Aim of the task: All entries must be repeated exactly. No picture should appear in the result.
□ □ □ □ □ □ □
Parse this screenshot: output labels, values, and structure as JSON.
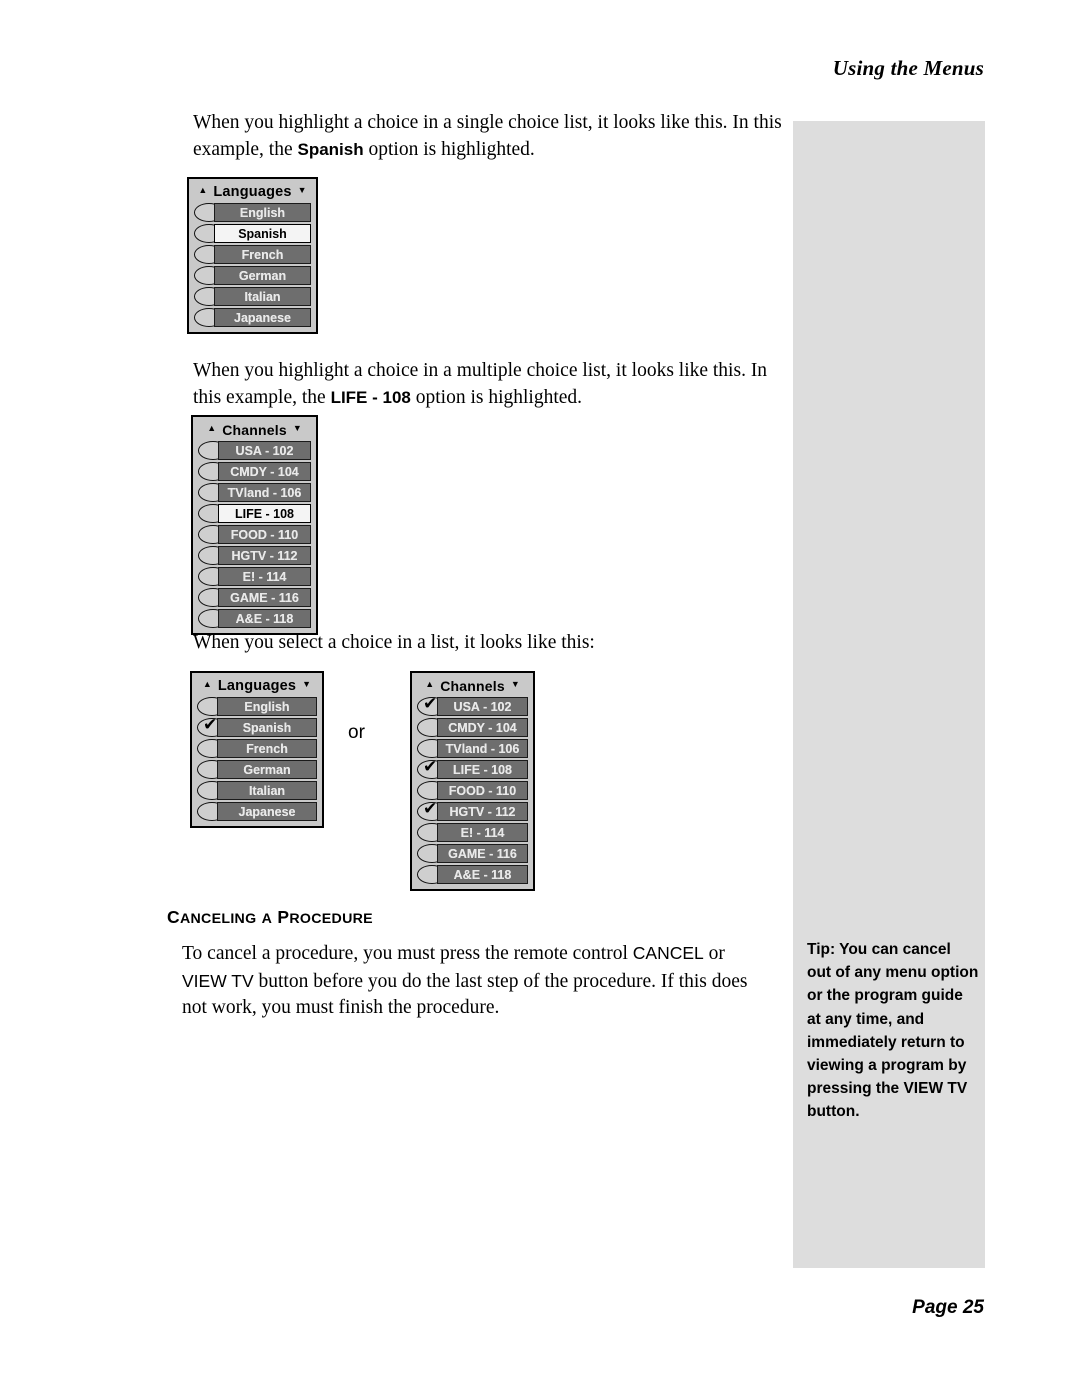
{
  "running_head": "Using the Menus",
  "page_footer": "Page 25",
  "paragraphs": {
    "p1_a": "When you highlight a choice in a single choice list, it looks like this. In this example, the ",
    "p1_b": "Spanish",
    "p1_c": " option is highlighted.",
    "p2_a": "When you highlight a choice in a multiple choice list, it looks like this. In this example, the ",
    "p2_b": "LIFE - 108",
    "p2_c": " option is highlighted.",
    "p3": "When you select a choice in a list, it looks like this:",
    "p4_a": "To cancel a procedure, you must press the remote control ",
    "p4_b": "CANCEL",
    "p4_c": " or ",
    "p4_d": "VIEW TV",
    "p4_e": " button before you do the last step of the procedure. If this does not work, you must finish the procedure."
  },
  "section_heading": {
    "word1_first": "C",
    "word1_rest": "ANCELING",
    "word2": "A",
    "word3_first": "P",
    "word3_rest": "ROCEDURE"
  },
  "or_label": "or",
  "tip": {
    "text": "Tip: You can cancel out of any menu option or the program guide at any time, and immediately return to viewing a program by pressing the VIEW TV button."
  },
  "icons": {
    "scroll_up": "▲",
    "scroll_down": "▼",
    "checkmark": "✔"
  },
  "colors": {
    "page_background": "#ffffff",
    "tip_band": "#dddddd",
    "widget_frame": "#c9c9c9",
    "widget_border": "#000000",
    "button_fill": "#6e6e6e",
    "button_text": "#e9e9e9",
    "button_highlight_fill": "#f4f4f4",
    "button_highlight_text": "#000000",
    "bullet_fill": "#cfcfcf"
  },
  "widgets": {
    "languages_highlight": {
      "title": "Languages",
      "rows": [
        {
          "label": "English",
          "highlight": false,
          "checked": false
        },
        {
          "label": "Spanish",
          "highlight": true,
          "checked": false
        },
        {
          "label": "French",
          "highlight": false,
          "checked": false
        },
        {
          "label": "German",
          "highlight": false,
          "checked": false
        },
        {
          "label": "Italian",
          "highlight": false,
          "checked": false
        },
        {
          "label": "Japanese",
          "highlight": false,
          "checked": false
        }
      ]
    },
    "channels_highlight": {
      "title": "Channels",
      "rows": [
        {
          "label": "USA - 102",
          "highlight": false,
          "checked": false
        },
        {
          "label": "CMDY - 104",
          "highlight": false,
          "checked": false
        },
        {
          "label": "TVland - 106",
          "highlight": false,
          "checked": false
        },
        {
          "label": "LIFE - 108",
          "highlight": true,
          "checked": false
        },
        {
          "label": "FOOD - 110",
          "highlight": false,
          "checked": false
        },
        {
          "label": "HGTV - 112",
          "highlight": false,
          "checked": false
        },
        {
          "label": "E! - 114",
          "highlight": false,
          "checked": false
        },
        {
          "label": "GAME - 116",
          "highlight": false,
          "checked": false
        },
        {
          "label": "A&E - 118",
          "highlight": false,
          "checked": false
        }
      ]
    },
    "languages_selected": {
      "title": "Languages",
      "rows": [
        {
          "label": "English",
          "highlight": false,
          "checked": false
        },
        {
          "label": "Spanish",
          "highlight": false,
          "checked": true
        },
        {
          "label": "French",
          "highlight": false,
          "checked": false
        },
        {
          "label": "German",
          "highlight": false,
          "checked": false
        },
        {
          "label": "Italian",
          "highlight": false,
          "checked": false
        },
        {
          "label": "Japanese",
          "highlight": false,
          "checked": false
        }
      ]
    },
    "channels_selected": {
      "title": "Channels",
      "rows": [
        {
          "label": "USA - 102",
          "highlight": false,
          "checked": true
        },
        {
          "label": "CMDY - 104",
          "highlight": false,
          "checked": false
        },
        {
          "label": "TVland - 106",
          "highlight": false,
          "checked": false
        },
        {
          "label": "LIFE - 108",
          "highlight": false,
          "checked": true
        },
        {
          "label": "FOOD - 110",
          "highlight": false,
          "checked": false
        },
        {
          "label": "HGTV - 112",
          "highlight": false,
          "checked": true
        },
        {
          "label": "E! - 114",
          "highlight": false,
          "checked": false
        },
        {
          "label": "GAME - 116",
          "highlight": false,
          "checked": false
        },
        {
          "label": "A&E - 118",
          "highlight": false,
          "checked": false
        }
      ]
    }
  }
}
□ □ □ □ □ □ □
Final answer:
Parse this screenshot: output labels, values, and structure as JSON.
{
  "running_head": "Using the Menus",
  "page_footer": "Page 25",
  "paragraphs": {
    "p1_a": "When you highlight a choice in a single choice list, it looks like this. In this example, the ",
    "p1_b": "Spanish",
    "p1_c": " option is highlighted.",
    "p2_a": "When you highlight a choice in a multiple choice list, it looks like this. In this example, the ",
    "p2_b": "LIFE - 108",
    "p2_c": " option is highlighted.",
    "p3": "When you select a choice in a list, it looks like this:",
    "p4_a": "To cancel a procedure, you must press the remote control ",
    "p4_b": "CANCEL",
    "p4_c": " or ",
    "p4_d": "VIEW TV",
    "p4_e": " button before you do the last step of the procedure. If this does not work, you must finish the procedure."
  },
  "section_heading": {
    "word1_first": "C",
    "word1_rest": "ANCELING",
    "word2": "A",
    "word3_first": "P",
    "word3_rest": "ROCEDURE"
  },
  "or_label": "or",
  "tip": {
    "text": "Tip: You can cancel out of any menu option or the program guide at any time, and immediately return to viewing a program by pressing the VIEW TV button."
  },
  "icons": {
    "scroll_up": "▲",
    "scroll_down": "▼",
    "checkmark": "✔"
  },
  "colors": {
    "page_background": "#ffffff",
    "tip_band": "#dddddd",
    "widget_frame": "#c9c9c9",
    "widget_border": "#000000",
    "button_fill": "#6e6e6e",
    "button_text": "#e9e9e9",
    "button_highlight_fill": "#f4f4f4",
    "button_highlight_text": "#000000",
    "bullet_fill": "#cfcfcf"
  },
  "widgets": {
    "languages_highlight": {
      "title": "Languages",
      "rows": [
        {
          "label": "English",
          "highlight": false,
          "checked": false
        },
        {
          "label": "Spanish",
          "highlight": true,
          "checked": false
        },
        {
          "label": "French",
          "highlight": false,
          "checked": false
        },
        {
          "label": "German",
          "highlight": false,
          "checked": false
        },
        {
          "label": "Italian",
          "highlight": false,
          "checked": false
        },
        {
          "label": "Japanese",
          "highlight": false,
          "checked": false
        }
      ]
    },
    "channels_highlight": {
      "title": "Channels",
      "rows": [
        {
          "label": "USA - 102",
          "highlight": false,
          "checked": false
        },
        {
          "label": "CMDY - 104",
          "highlight": false,
          "checked": false
        },
        {
          "label": "TVland - 106",
          "highlight": false,
          "checked": false
        },
        {
          "label": "LIFE - 108",
          "highlight": true,
          "checked": false
        },
        {
          "label": "FOOD - 110",
          "highlight": false,
          "checked": false
        },
        {
          "label": "HGTV - 112",
          "highlight": false,
          "checked": false
        },
        {
          "label": "E! - 114",
          "highlight": false,
          "checked": false
        },
        {
          "label": "GAME - 116",
          "highlight": false,
          "checked": false
        },
        {
          "label": "A&E - 118",
          "highlight": false,
          "checked": false
        }
      ]
    },
    "languages_selected": {
      "title": "Languages",
      "rows": [
        {
          "label": "English",
          "highlight": false,
          "checked": false
        },
        {
          "label": "Spanish",
          "highlight": false,
          "checked": true
        },
        {
          "label": "French",
          "highlight": false,
          "checked": false
        },
        {
          "label": "German",
          "highlight": false,
          "checked": false
        },
        {
          "label": "Italian",
          "highlight": false,
          "checked": false
        },
        {
          "label": "Japanese",
          "highlight": false,
          "checked": false
        }
      ]
    },
    "channels_selected": {
      "title": "Channels",
      "rows": [
        {
          "label": "USA - 102",
          "highlight": false,
          "checked": true
        },
        {
          "label": "CMDY - 104",
          "highlight": false,
          "checked": false
        },
        {
          "label": "TVland - 106",
          "highlight": false,
          "checked": false
        },
        {
          "label": "LIFE - 108",
          "highlight": false,
          "checked": true
        },
        {
          "label": "FOOD - 110",
          "highlight": false,
          "checked": false
        },
        {
          "label": "HGTV - 112",
          "highlight": false,
          "checked": true
        },
        {
          "label": "E! - 114",
          "highlight": false,
          "checked": false
        },
        {
          "label": "GAME - 116",
          "highlight": false,
          "checked": false
        },
        {
          "label": "A&E - 118",
          "highlight": false,
          "checked": false
        }
      ]
    }
  }
}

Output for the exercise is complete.